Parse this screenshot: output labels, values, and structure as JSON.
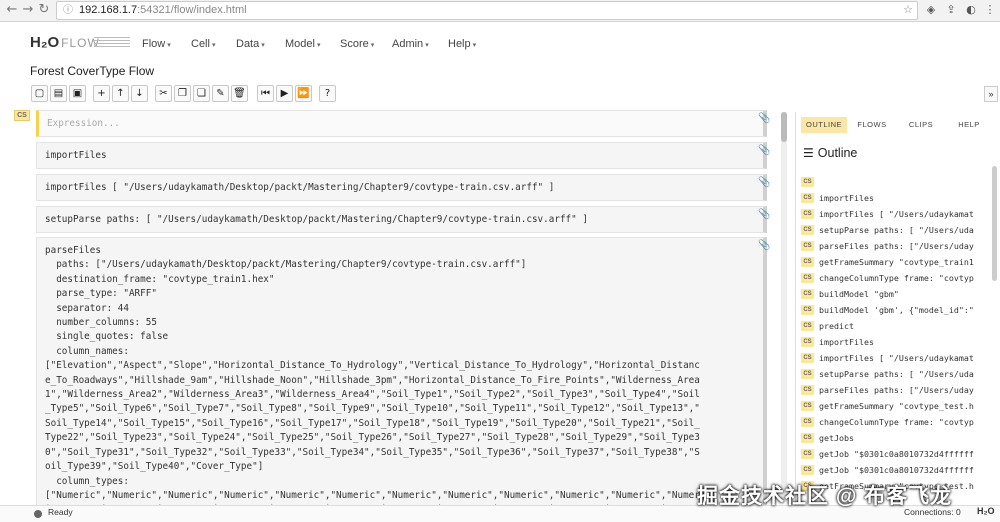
{
  "browser": {
    "back_icon": "←",
    "forward_icon": "→",
    "reload_icon": "↻",
    "info_icon": "ⓘ",
    "url_host": "192.168.1.7",
    "url_path": ":54321/flow/index.html",
    "star_icon": "☆",
    "ext_icons": [
      "◈",
      "⇪",
      "◐",
      "⋮"
    ]
  },
  "header": {
    "logo": "H₂O",
    "logo_flow": "FLOW",
    "menus": [
      {
        "label": "Flow"
      },
      {
        "label": "Cell"
      },
      {
        "label": "Data"
      },
      {
        "label": "Model"
      },
      {
        "label": "Score"
      },
      {
        "label": "Admin"
      },
      {
        "label": "Help"
      }
    ],
    "caret": "▾",
    "notebook_title": "Forest CoverType Flow"
  },
  "toolbar": {
    "buttons": [
      "▢",
      "▤",
      "▣",
      "+",
      "↑",
      "↓",
      "✂",
      "❐",
      "❏",
      "✎",
      "🗑",
      "⏮",
      "▶",
      "⏩",
      "?"
    ],
    "collapse_icon": "»"
  },
  "cells": [
    {
      "tag": "CS",
      "text": "Expression...",
      "placeholder": true
    },
    {
      "text": "importFiles"
    },
    {
      "text": "importFiles [ \"/Users/udaykamath/Desktop/packt/Mastering/Chapter9/covtype-train.csv.arff\" ]"
    },
    {
      "text": "setupParse paths: [ \"/Users/udaykamath/Desktop/packt/Mastering/Chapter9/covtype-train.csv.arff\" ]"
    },
    {
      "text": "parseFiles\n  paths: [\"/Users/udaykamath/Desktop/packt/Mastering/Chapter9/covtype-train.csv.arff\"]\n  destination_frame: \"covtype_train1.hex\"\n  parse_type: \"ARFF\"\n  separator: 44\n  number_columns: 55\n  single_quotes: false\n  column_names:\n[\"Elevation\",\"Aspect\",\"Slope\",\"Horizontal_Distance_To_Hydrology\",\"Vertical_Distance_To_Hydrology\",\"Horizontal_Distanc\ne_To_Roadways\",\"Hillshade_9am\",\"Hillshade_Noon\",\"Hillshade_3pm\",\"Horizontal_Distance_To_Fire_Points\",\"Wilderness_Area\n1\",\"Wilderness_Area2\",\"Wilderness_Area3\",\"Wilderness_Area4\",\"Soil_Type1\",\"Soil_Type2\",\"Soil_Type3\",\"Soil_Type4\",\"Soil\n_Type5\",\"Soil_Type6\",\"Soil_Type7\",\"Soil_Type8\",\"Soil_Type9\",\"Soil_Type10\",\"Soil_Type11\",\"Soil_Type12\",\"Soil_Type13\",\"\nSoil_Type14\",\"Soil_Type15\",\"Soil_Type16\",\"Soil_Type17\",\"Soil_Type18\",\"Soil_Type19\",\"Soil_Type20\",\"Soil_Type21\",\"Soil_\nType22\",\"Soil_Type23\",\"Soil_Type24\",\"Soil_Type25\",\"Soil_Type26\",\"Soil_Type27\",\"Soil_Type28\",\"Soil_Type29\",\"Soil_Type3\n0\",\"Soil_Type31\",\"Soil_Type32\",\"Soil_Type33\",\"Soil_Type34\",\"Soil_Type35\",\"Soil_Type36\",\"Soil_Type37\",\"Soil_Type38\",\"S\noil_Type39\",\"Soil_Type40\",\"Cover_Type\"]\n  column_types:\n[\"Numeric\",\"Numeric\",\"Numeric\",\"Numeric\",\"Numeric\",\"Numeric\",\"Numeric\",\"Numeric\",\"Numeric\",\"Numeric\",\"Numeric\",\"Numer\nic\",\"Numeric\",\"Numeric\",\"Numeric\",\"Numeric\",\"Numeric\",\"Numeric\",\"Numeric\",\"Numeric\",\"Numeric\",\"Numeric\",\"Numeric\",\"Nu"
    }
  ],
  "clip_icon": "📎",
  "right_panel": {
    "tabs": [
      "OUTLINE",
      "FLOWS",
      "CLIPS",
      "HELP"
    ],
    "outline_icon": "☰",
    "outline_title": "Outline",
    "cs_tag": "CS",
    "items": [
      "",
      "importFiles",
      "importFiles [ \"/Users/udaykamat",
      "setupParse paths: [ \"/Users/uda",
      "parseFiles paths: [\"/Users/uday",
      "getFrameSummary \"covtype_train1",
      "changeColumnType frame: \"covtyp",
      "buildModel \"gbm\"",
      "buildModel 'gbm', {\"model_id\":\"",
      "predict",
      "importFiles",
      "importFiles [ \"/Users/udaykamat",
      "setupParse paths: [ \"/Users/uda",
      "parseFiles paths: [\"/Users/uday",
      "getFrameSummary \"covtype_test.h",
      "changeColumnType frame: \"covtyp",
      "getJobs",
      "getJob \"$0301c0a8010732d4ffffff",
      "getJob \"$0301c0a8010732d4ffffff",
      "getFrameSummary \"covtype_test.h"
    ]
  },
  "status": {
    "text": "Ready",
    "connections_label": "Connections:",
    "connections_value": "0",
    "logo_small": "H₂O"
  },
  "watermark": "掘金技术社区 @ 布客飞龙"
}
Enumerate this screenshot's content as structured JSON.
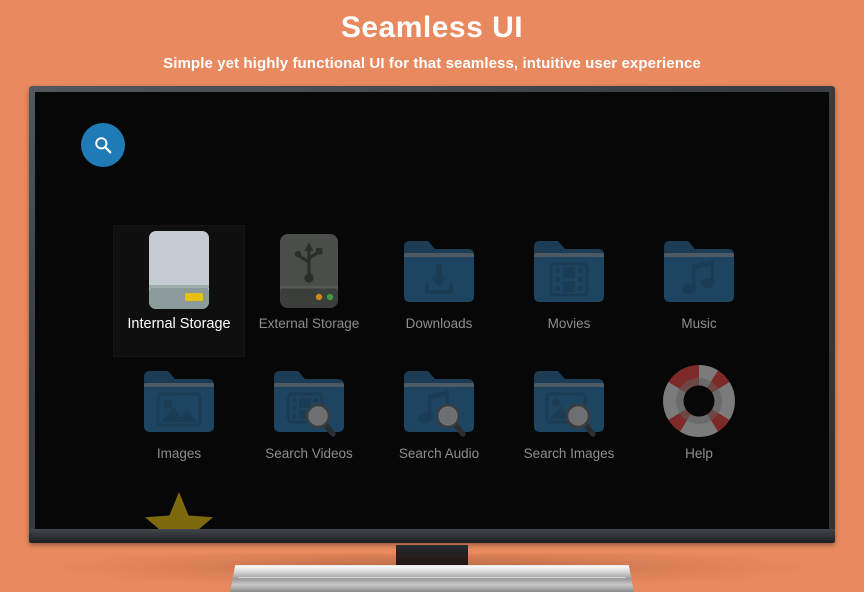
{
  "header": {
    "title": "Seamless UI",
    "subtitle": "Simple yet highly functional UI for that seamless, intuitive user experience"
  },
  "colors": {
    "background": "#e8895f",
    "screen": "#070707",
    "accent_blue": "#1f7bb6",
    "folder_blue": "#1d4561",
    "folder_tab": "#4d5a63",
    "label_gray": "#8e8e8e",
    "label_selected": "#ffffff",
    "drive_light": "#c2ccd1",
    "drive_base": "#8b9a9a",
    "drive_led": "#e8c011",
    "usb_body": "#4a4d4a",
    "help_red": "#7d2a28",
    "help_gray": "#7b7b7b",
    "star_gold": "#7d6a0c",
    "tv_bezel": "#3a3d42",
    "tv_base": "#c9c9c9"
  },
  "toolbar": {
    "search": {
      "label": "Search",
      "icon": "search-icon"
    }
  },
  "main": {
    "rows": [
      {
        "items": [
          {
            "label": "Internal Storage",
            "icon": "internal-storage-icon",
            "selected": true
          },
          {
            "label": "External Storage",
            "icon": "external-storage-usb-icon",
            "selected": false
          },
          {
            "label": "Downloads",
            "icon": "folder-download-icon",
            "selected": false
          },
          {
            "label": "Movies",
            "icon": "folder-film-icon",
            "selected": false
          },
          {
            "label": "Music",
            "icon": "folder-music-note-icon",
            "selected": false
          }
        ]
      },
      {
        "items": [
          {
            "label": "Images",
            "icon": "folder-picture-icon",
            "selected": false
          },
          {
            "label": "Search Videos",
            "icon": "folder-film-search-icon",
            "selected": false
          },
          {
            "label": "Search Audio",
            "icon": "folder-music-search-icon",
            "selected": false
          },
          {
            "label": "Search Images",
            "icon": "folder-picture-search-icon",
            "selected": false
          },
          {
            "label": "Help",
            "icon": "lifebuoy-help-icon",
            "selected": false
          }
        ]
      }
    ],
    "partial_row": {
      "items": [
        {
          "label": "",
          "icon": "star-favorites-icon",
          "selected": false
        }
      ]
    }
  }
}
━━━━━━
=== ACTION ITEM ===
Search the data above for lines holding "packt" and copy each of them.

=== PROBLEM SOLUTION ===
      "text": "importFiles [ \"/Users/udaykamath/Desktop/packt/Mastering/Chapter9/covtype-train.csv.arff\" ]"
      "text": "setupParse paths: [ \"/Users/udaykamath/Desktop/packt/Mastering/Chapter9/covtype-train.csv.arff\" ]"
      "text": "parseFiles\n  paths: [\"/Users/udaykamath/Desktop/packt/Mastering/Chapter9/covtype-train.csv.arff\"]\n  destination_frame: \"covtype_train1.hex\"\n  parse_type: \"ARFF\"\n  separator: 44\n  number_columns: 55\n  single_quotes: false\n  column_names:\n[\"Elevation\",\"Aspect\",\"Slope\",\"Horizontal_Distance_To_Hydrology\",\"Vertical_Distance_To_Hydrology\",\"Horizontal_Distanc\ne_To_Roadways\",\"Hillshade_9am\",\"Hillshade_Noon\",\"Hillshade_3pm\",\"Horizontal_Distance_To_Fire_Points\",\"Wilderness_Area\n1\",\"Wilderness_Area2\",\"Wilderness_Area3\",\"Wilderness_Area4\",\"Soil_Type1\",\"Soil_Type2\",\"Soil_Type3\",\"Soil_Type4\",\"Soil\n_Type5\",\"Soil_Type6\",\"Soil_Type7\",\"Soil_Type8\",\"Soil_Type9\",\"Soil_Type10\",\"Soil_Type11\",\"Soil_Type12\",\"Soil_Type13\",\"\nSoil_Type14\",\"Soil_Type15\",\"Soil_Type16\",\"Soil_Type17\",\"Soil_Type18\",\"Soil_Type19\",\"Soil_Type20\",\"Soil_Type21\",\"Soil_\nType22\",\"Soil_Type23\",\"Soil_Type24\",\"Soil_Type25\",\"Soil_Type26\",\"Soil_Type27\",\"Soil_Type28\",\"Soil_Type29\",\"Soil_Type3\n0\",\"Soil_Type31\",\"Soil_Type32\",\"Soil_Type33\",\"Soil_Type34\",\"Soil_Type35\",\"Soil_Type36\",\"Soil_Type37\",\"Soil_Type38\",\"S\noil_Type39\",\"Soil_Type40\",\"Cover_Type\"]\n  column_types:\n[\"Numeric\",\"Numeric\",\"Numeric\",\"Numeric\",\"Numeric\",\"Numeric\",\"Numeric\",\"Numeric\",\"Numeric\",\"Numeric\",\"Numeric\",\"Numer\nic\",\"Numeric\",\"Numeric\",\"Numeric\",\"Numeric\",\"Numeric\",\"Numeric\",\"Numeric\",\"Numeric\",\"Numeric\",\"Numeric\",\"Numeric\",\"Nu"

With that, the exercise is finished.